Close up shot on left glucose syrup being poured, on right partial invert sugar syrup being poured.

The different appearances of glucose syrup and partial invert sugar syrup.

Partial invert sugar syrup a potential replacement to enhance performance

Specifically, in this recent Ragus blog, we explained that partial invert sugar syrup can be used as a potential replacement for glucose syrup 63DE. But there is a caveat. It should not be considered by manufacturers looking to reformulate to lower costs. Instead, it should only be considered by those that are viewing the current market circumstances as an opportunity to enhance their product performance.

Why? Because partial invert sugar syrup is a much more versatile product than glucose syrup, and this capability enables it to perform better in its various applications. Indeed, though both partial invert and glucose syrup deliver similar functional benefits, such as extending shelf-lives in baked goods or providing body and mouthfeel in soft drinks, there is a key difference between them. And that difference is how each ingredient impacts taste.

Partial invert syrup is a pure sugar product where the sucrose has naturally been broken down into glucose and fructose, and as fructose is a natural flavour enhancer, using partial invert instead of glucose syrup means the end products taste better.

This taste is what matters most to consumers. For example, according to Mintel research 2021 on the most important factors when choosing indulgent products, 87% of UK consumers agreed that taste is the most important factor for chocolate. Taste is king, and consumers always vote with their wallets. So, it is a relatively straightforward concept that one of the most effective ways of gaining their custom and loyalty is by using the ingredients that deliver the highest-quality results.

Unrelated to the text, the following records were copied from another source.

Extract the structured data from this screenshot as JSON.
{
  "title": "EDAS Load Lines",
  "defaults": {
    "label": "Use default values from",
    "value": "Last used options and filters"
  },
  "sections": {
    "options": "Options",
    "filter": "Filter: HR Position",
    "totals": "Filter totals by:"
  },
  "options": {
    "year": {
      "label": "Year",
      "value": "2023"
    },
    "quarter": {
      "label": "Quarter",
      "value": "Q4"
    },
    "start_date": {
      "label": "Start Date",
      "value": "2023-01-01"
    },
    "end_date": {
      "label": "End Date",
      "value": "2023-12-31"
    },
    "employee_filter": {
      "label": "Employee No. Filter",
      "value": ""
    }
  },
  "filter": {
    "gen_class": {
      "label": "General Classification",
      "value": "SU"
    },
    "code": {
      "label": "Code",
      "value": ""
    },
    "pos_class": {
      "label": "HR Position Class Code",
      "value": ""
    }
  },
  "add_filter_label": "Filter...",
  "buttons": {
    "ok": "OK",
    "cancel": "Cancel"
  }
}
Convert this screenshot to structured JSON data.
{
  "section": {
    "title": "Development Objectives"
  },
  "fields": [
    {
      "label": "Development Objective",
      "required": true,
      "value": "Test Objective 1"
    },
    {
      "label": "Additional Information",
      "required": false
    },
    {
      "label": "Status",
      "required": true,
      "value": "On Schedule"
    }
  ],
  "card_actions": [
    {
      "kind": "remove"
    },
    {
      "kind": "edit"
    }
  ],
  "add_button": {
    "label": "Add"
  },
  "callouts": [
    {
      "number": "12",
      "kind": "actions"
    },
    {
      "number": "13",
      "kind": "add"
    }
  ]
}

This all sounds good, but how realistic is reformulation for commercial manufacturers?

There is no hiding that reformulating is complex. However, for those customers that see the current market conditions as a genuine opportunity to enhance their product performance, it is achievable.

At Ragus, for example, we have already successfully transitioned existing customers away from glucose syrup and onto partial invert. Not just one profile of customer, either. Some come from the brewery, sauces and bakery markets, for example, where partial invert is now being used in fermenting and shelf-life extending applications.

These customers decided to transition because they realised the current market lends itself to a change of approach – and if there is a better way, then why should they not go for it?

Two workers in sugar factory manufacturing partial invert syrup.

Testing bulk-produced invert sugar syrups at Ragus’ production facility. 

Ultimately, reformulating using partial invert instead of glucose syrup 63DE enhances product performance. For consumers, this means the end product tastes better. For manufacturers, this translates as competitive advantage.

Given the current market, other forward-looking companies may also be looking to put the focus back on quality, not cost. Perhaps then it really is time to go back to the future. By reintroducing invert syrups.

To learn more about the unique natural properties of partial invert sugar syrup, visit this Ragus product page today.